It’s difficult to know whether any or all of these might be potentially relevant.
In an International Center for Violent Extremism survey, some Somalis blamed a refusal to take health warnings seriously. One respondent from Stockholm claimed that the community had been listening “to wrong information with extremist ideas from religion (sic) scholars”.
“When it comes to immigrant communities, we have established good communication with them,” Tegnell had said.
But communications are not the same thing as compliance.
Sweden’s relaxed social distancing depended on the country’s communal values. But immigration had undermined those communal values which assumed that most people care about the welfare of others. An immigrant population that did not see itself as part of the larger national community might not care enough to take the steps needed to avoid infecting people in restaurants or nursing homes.
Another Somali living in Sweden related that, “a former colleague called me, who had a cold and flu and COVID-19 symptoms. He was told to remain in the house, but yet went out and visited restaurants in Bellevue, Gothenburg to relax and socialize. My friend said, the Somalis were still there.”
“Many people said that this disease is only meant to kill for non-Muslims thus, it cannot affect Muslims,” a third Somali living in Sweden said. “I’ve watched shows from Somali National TV televised where the reporter asked people playing and socializing at Lido beach in Mogadishu if they are unaware of corona virus. So many of those people answered, ‘We are Muslims! This disease will only kill non-believers.’”
Islamic clerics have indeed spread the message that the pandemic is meant to kill non-Muslims.
“Thank you corona!” an Egyptian Imam had even been caught on video, while praying that, “Allah, relieve the Islamic nation of the coronavirus, and use it to annihilate the infidels.”
There are no definitive answers as to the exact cause of the outbreak among Muslim immigrants. But Swedish authorities knew early on that it was more prevalent among certain immigrant groups and yet did nothing to protect the elderly Swedes living in care homes from a migrant care worker population.
Any such steps would have been seen as Islamophobic.
Sweden, like other European countries, chose political correctness over the lives of its people.
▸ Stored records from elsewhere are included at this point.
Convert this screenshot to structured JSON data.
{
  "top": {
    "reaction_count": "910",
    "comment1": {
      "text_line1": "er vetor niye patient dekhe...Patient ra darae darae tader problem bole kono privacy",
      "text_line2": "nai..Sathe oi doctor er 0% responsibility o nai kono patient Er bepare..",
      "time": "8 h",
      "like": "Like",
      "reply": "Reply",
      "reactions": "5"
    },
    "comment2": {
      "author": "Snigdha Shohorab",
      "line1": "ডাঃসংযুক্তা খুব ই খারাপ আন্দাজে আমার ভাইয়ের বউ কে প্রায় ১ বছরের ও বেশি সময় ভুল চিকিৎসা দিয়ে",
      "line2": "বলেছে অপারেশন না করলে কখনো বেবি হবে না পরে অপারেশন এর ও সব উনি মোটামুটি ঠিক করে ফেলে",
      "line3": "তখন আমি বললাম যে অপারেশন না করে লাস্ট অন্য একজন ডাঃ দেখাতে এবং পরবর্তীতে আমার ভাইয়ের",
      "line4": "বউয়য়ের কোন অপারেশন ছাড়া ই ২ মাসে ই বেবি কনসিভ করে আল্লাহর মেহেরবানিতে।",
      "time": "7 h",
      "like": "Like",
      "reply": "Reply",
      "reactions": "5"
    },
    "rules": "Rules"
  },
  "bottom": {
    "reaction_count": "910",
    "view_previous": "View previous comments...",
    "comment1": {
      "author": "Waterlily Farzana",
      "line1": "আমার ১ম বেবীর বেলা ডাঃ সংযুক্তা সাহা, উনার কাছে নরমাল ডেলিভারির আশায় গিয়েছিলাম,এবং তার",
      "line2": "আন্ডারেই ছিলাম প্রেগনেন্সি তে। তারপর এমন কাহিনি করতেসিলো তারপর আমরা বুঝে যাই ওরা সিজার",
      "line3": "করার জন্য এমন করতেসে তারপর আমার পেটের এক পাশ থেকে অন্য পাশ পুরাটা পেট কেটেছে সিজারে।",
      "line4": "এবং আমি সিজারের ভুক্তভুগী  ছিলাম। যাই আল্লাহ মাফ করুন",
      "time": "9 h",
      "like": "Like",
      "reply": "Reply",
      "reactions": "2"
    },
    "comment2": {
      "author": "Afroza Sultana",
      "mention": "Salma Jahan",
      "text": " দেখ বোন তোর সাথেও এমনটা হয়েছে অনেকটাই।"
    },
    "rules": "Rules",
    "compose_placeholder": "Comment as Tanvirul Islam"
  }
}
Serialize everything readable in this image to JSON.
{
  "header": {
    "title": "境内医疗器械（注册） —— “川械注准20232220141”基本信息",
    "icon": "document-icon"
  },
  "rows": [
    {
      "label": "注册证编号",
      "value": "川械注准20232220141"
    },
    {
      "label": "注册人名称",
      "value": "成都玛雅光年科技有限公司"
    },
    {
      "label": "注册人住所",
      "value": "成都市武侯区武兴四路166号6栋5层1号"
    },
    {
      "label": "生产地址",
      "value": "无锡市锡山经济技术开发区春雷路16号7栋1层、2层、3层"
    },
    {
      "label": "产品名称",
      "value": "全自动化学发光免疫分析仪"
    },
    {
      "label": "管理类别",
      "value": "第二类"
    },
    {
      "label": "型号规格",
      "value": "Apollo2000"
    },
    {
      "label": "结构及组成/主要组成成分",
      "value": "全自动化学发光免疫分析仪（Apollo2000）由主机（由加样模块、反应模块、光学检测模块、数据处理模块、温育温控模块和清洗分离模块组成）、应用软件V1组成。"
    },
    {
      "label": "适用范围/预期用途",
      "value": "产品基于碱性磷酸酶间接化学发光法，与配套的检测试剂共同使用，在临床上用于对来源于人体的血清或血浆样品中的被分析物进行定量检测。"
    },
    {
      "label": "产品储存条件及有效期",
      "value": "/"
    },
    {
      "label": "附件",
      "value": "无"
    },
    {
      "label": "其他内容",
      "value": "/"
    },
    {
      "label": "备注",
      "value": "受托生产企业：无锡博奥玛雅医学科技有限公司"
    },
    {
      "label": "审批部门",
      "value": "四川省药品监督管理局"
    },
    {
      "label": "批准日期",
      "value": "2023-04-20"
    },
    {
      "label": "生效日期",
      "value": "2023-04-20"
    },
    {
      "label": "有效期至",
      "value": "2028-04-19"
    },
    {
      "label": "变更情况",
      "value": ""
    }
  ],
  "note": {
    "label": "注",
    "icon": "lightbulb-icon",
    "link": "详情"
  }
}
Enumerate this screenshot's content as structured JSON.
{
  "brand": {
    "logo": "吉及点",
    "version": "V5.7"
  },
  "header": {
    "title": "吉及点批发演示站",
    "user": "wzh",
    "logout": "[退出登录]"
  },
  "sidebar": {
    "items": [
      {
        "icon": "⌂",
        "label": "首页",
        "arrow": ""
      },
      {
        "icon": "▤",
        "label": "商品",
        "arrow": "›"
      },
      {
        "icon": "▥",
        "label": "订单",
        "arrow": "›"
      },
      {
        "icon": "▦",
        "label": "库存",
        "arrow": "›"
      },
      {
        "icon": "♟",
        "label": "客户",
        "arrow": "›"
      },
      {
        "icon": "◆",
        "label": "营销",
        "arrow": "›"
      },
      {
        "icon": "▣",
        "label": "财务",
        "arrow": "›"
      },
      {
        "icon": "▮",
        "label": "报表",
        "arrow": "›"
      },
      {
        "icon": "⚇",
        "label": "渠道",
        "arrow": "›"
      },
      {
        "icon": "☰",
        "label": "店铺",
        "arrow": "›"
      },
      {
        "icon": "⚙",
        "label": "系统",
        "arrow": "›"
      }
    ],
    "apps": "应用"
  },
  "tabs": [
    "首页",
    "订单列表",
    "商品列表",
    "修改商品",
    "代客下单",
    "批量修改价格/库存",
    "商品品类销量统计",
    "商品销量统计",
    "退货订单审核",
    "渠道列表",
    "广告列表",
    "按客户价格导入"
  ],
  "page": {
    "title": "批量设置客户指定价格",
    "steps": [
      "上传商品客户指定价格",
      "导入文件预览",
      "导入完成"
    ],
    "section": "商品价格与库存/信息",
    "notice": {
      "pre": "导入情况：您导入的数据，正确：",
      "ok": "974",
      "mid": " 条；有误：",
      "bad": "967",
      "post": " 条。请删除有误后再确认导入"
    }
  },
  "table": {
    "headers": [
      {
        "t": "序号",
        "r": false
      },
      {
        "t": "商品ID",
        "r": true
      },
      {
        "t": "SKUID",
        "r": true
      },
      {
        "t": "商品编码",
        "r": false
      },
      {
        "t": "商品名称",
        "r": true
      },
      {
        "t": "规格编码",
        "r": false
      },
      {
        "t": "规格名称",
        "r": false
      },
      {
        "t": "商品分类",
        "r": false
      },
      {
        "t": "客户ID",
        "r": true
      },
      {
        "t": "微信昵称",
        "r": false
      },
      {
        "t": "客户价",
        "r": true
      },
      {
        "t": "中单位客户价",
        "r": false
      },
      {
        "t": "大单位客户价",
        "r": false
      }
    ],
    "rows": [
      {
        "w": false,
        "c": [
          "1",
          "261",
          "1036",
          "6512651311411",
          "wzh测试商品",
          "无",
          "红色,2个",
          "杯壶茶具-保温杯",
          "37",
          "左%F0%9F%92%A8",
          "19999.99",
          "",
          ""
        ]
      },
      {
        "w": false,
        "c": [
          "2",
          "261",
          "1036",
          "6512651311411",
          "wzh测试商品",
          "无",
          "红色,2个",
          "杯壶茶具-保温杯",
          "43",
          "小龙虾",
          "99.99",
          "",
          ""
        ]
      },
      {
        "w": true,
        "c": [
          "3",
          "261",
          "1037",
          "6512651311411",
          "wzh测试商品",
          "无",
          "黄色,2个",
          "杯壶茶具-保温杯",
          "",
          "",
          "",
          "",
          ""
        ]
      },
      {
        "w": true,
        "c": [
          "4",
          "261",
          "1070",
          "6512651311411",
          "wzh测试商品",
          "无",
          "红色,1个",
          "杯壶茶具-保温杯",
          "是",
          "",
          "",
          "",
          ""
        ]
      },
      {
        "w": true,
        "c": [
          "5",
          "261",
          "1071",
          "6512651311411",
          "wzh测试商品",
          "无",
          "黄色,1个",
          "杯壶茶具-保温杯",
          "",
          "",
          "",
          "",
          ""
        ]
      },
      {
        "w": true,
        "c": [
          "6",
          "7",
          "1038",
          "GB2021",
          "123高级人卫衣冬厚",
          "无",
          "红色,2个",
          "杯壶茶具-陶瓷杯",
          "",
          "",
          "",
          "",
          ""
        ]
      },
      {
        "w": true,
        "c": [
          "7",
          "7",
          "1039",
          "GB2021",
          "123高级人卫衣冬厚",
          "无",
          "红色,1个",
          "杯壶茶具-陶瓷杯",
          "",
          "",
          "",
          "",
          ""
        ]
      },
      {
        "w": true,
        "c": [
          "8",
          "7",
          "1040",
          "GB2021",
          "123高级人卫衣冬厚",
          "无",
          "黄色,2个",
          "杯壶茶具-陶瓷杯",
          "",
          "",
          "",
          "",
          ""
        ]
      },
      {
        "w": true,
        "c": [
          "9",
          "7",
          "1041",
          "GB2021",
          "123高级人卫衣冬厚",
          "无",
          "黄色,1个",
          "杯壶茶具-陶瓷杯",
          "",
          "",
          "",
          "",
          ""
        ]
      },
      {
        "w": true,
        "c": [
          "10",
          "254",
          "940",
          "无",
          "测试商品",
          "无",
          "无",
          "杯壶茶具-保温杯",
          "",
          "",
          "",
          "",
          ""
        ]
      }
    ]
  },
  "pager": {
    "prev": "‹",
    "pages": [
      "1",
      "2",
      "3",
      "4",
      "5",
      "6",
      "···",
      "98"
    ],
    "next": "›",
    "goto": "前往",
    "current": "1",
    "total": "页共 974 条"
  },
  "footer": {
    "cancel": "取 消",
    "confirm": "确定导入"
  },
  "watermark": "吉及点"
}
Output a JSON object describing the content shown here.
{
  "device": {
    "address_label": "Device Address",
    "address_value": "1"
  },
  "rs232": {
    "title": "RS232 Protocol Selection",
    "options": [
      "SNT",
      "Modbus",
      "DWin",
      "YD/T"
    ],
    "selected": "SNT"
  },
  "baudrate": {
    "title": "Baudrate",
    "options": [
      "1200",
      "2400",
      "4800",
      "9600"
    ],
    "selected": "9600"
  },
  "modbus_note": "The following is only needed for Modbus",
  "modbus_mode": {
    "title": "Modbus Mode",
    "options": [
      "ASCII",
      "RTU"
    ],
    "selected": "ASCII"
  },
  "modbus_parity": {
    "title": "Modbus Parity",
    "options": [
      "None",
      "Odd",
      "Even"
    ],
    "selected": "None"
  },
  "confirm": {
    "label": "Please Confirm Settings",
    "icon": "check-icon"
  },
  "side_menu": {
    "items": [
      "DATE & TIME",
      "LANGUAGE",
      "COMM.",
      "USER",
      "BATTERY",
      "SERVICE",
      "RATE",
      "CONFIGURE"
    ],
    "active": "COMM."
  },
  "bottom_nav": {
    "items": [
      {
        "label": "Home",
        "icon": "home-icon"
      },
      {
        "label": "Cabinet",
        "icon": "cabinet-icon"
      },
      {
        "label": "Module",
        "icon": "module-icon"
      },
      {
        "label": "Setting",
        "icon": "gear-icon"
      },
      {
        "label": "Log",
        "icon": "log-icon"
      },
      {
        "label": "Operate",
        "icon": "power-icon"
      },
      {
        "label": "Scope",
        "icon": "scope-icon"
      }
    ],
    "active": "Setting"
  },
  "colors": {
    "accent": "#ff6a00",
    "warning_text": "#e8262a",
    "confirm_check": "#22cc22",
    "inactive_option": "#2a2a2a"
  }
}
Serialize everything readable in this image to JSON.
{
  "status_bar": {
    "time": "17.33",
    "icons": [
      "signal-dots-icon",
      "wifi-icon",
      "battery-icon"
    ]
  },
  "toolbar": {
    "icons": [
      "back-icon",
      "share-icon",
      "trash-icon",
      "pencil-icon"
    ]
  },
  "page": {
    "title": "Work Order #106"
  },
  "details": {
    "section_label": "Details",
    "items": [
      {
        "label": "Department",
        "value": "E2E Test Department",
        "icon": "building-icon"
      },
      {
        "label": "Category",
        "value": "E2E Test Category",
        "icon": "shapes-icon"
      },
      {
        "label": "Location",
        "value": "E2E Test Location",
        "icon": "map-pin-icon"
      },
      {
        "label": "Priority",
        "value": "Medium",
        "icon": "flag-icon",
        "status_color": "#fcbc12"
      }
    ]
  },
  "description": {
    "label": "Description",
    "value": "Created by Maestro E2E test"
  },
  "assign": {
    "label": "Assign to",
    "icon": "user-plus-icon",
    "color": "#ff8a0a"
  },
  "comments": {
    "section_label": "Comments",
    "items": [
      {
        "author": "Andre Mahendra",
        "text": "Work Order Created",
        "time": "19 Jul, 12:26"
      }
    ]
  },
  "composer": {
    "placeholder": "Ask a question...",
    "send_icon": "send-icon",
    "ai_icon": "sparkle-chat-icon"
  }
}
And the elderly, who had given the most to their children and grandchildren, paid the price.